● **Task brief**
Look through the material below and report every line that includes "likes".
== == ==
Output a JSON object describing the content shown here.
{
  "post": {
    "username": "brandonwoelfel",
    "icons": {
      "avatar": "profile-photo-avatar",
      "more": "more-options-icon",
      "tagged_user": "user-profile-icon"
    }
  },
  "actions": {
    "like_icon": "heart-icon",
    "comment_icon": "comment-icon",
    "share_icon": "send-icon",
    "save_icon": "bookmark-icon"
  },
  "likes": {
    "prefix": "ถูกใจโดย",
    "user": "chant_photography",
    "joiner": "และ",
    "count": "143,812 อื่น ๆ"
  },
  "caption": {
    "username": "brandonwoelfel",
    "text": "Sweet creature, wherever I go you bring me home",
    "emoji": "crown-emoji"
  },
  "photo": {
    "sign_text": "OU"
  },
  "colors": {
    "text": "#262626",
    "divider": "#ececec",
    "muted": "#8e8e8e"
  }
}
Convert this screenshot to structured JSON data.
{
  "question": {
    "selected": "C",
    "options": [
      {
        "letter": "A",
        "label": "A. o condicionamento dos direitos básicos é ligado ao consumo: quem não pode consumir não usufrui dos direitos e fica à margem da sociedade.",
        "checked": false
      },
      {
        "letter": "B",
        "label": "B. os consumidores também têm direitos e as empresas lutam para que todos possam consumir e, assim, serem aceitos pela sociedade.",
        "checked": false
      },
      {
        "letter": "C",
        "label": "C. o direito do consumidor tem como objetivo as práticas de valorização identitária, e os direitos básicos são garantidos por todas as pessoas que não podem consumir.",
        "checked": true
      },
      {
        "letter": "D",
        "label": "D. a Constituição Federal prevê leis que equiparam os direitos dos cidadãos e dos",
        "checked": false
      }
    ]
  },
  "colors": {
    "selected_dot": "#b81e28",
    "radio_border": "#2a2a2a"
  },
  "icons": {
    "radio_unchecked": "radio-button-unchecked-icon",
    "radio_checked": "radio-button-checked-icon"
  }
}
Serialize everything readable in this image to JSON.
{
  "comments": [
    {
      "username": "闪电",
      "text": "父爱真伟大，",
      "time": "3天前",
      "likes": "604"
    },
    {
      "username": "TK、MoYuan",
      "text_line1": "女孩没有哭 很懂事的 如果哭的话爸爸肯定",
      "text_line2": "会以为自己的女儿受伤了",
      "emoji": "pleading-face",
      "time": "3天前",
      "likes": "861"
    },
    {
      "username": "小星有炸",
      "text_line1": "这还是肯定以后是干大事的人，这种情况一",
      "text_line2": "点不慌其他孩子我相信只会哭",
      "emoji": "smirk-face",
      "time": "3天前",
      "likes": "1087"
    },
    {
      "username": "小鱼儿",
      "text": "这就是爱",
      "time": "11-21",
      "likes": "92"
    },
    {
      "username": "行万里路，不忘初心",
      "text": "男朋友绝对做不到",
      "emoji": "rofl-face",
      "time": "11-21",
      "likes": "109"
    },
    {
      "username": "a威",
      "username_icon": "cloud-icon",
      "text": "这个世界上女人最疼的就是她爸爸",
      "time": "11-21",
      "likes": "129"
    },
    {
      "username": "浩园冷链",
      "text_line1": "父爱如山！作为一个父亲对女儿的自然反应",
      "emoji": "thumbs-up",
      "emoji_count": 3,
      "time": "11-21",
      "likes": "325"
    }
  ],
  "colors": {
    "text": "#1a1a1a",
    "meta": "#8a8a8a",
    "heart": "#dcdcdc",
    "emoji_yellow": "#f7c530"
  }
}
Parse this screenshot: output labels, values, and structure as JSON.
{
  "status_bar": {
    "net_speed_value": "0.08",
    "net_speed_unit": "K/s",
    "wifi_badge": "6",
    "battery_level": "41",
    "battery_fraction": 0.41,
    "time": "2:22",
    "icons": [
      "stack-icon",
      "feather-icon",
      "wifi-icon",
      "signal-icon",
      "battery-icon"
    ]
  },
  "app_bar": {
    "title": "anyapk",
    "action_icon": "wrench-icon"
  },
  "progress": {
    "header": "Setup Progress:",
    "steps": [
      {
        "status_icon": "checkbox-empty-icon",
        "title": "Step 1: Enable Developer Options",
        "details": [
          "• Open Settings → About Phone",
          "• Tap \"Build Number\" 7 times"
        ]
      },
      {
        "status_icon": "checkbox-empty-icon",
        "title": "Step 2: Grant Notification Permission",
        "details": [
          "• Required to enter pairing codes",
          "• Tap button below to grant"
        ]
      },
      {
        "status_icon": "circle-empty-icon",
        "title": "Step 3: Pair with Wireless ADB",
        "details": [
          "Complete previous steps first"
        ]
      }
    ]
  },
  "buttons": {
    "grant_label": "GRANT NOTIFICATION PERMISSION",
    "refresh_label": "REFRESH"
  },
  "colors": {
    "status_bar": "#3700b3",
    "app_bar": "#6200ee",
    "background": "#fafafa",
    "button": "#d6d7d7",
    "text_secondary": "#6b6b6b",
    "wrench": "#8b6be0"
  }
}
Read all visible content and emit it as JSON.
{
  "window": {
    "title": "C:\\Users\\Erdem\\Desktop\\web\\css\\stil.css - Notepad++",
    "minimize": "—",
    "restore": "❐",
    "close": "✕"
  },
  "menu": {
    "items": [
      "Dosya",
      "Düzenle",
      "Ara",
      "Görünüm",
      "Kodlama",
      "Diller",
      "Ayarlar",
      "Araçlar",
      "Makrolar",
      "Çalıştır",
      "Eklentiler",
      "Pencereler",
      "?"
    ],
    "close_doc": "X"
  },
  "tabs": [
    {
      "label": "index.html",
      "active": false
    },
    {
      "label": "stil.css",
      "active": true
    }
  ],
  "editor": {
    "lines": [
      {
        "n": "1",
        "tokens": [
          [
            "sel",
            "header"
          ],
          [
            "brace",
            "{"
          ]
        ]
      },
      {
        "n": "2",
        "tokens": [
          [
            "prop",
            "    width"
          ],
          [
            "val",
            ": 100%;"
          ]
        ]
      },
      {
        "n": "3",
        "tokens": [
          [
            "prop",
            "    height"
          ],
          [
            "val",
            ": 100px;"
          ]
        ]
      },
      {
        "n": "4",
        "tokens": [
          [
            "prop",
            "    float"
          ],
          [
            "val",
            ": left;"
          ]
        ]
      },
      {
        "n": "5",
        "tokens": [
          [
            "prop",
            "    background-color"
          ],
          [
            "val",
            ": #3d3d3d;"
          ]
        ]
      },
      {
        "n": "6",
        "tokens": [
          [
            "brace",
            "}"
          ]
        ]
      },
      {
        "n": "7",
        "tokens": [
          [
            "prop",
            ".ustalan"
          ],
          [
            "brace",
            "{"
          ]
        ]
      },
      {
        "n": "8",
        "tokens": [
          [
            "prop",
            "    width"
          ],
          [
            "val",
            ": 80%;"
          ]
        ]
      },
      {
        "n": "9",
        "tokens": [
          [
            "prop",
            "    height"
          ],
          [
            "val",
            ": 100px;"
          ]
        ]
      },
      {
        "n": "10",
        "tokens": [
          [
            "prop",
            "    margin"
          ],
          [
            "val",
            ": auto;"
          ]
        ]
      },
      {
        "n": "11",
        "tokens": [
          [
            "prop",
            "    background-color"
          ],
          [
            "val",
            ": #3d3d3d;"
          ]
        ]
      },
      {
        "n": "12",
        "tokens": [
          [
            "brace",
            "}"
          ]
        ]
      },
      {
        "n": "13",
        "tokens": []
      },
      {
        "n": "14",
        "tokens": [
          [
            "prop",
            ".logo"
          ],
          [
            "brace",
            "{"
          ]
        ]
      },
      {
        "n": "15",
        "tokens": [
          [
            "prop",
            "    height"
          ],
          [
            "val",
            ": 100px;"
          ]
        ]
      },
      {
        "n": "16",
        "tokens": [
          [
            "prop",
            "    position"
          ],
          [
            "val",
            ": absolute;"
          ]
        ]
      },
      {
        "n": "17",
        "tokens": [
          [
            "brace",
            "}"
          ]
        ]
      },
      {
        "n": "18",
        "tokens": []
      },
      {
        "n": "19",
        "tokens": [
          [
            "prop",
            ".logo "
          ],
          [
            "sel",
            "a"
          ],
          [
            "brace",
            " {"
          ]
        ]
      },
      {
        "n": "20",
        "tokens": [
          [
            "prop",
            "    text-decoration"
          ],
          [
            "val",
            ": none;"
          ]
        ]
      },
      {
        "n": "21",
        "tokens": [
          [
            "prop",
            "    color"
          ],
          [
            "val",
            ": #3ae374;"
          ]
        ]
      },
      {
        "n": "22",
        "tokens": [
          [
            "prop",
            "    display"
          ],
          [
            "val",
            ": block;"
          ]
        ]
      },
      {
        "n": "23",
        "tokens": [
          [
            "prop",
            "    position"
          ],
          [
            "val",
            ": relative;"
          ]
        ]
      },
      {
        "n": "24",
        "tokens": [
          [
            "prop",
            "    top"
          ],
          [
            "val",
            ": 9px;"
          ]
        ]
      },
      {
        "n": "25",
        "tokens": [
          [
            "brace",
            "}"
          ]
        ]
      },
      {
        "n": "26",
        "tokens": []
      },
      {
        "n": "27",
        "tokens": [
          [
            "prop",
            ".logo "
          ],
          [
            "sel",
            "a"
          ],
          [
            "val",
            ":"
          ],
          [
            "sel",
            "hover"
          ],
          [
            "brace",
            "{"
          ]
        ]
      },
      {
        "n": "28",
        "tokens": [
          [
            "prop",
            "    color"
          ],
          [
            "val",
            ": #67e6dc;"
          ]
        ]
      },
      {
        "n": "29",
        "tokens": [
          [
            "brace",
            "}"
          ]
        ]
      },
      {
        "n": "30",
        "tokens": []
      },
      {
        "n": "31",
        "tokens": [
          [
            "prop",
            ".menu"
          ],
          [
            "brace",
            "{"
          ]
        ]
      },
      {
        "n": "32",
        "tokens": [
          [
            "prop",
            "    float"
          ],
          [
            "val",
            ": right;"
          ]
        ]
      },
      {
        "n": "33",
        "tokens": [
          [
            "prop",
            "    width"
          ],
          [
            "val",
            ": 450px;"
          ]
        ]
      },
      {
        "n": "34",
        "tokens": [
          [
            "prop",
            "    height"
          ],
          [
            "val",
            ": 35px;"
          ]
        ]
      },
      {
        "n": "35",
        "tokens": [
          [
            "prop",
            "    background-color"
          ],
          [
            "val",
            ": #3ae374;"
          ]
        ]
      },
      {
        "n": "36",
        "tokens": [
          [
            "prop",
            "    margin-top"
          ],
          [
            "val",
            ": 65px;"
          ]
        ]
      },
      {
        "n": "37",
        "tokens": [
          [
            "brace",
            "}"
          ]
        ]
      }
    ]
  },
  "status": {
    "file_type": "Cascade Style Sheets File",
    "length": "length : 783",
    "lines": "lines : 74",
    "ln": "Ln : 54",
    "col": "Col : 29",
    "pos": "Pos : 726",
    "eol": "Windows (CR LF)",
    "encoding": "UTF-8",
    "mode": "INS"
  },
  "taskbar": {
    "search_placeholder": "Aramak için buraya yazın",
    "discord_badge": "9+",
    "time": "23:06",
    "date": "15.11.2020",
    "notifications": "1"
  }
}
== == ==
● **Solution to the problem**
  "likes": {
      "likes": "604"
      "likes": "861"
      "likes": "1087"
      "likes": "92"
      "likes": "109"
      "likes": "129"
      "likes": "325"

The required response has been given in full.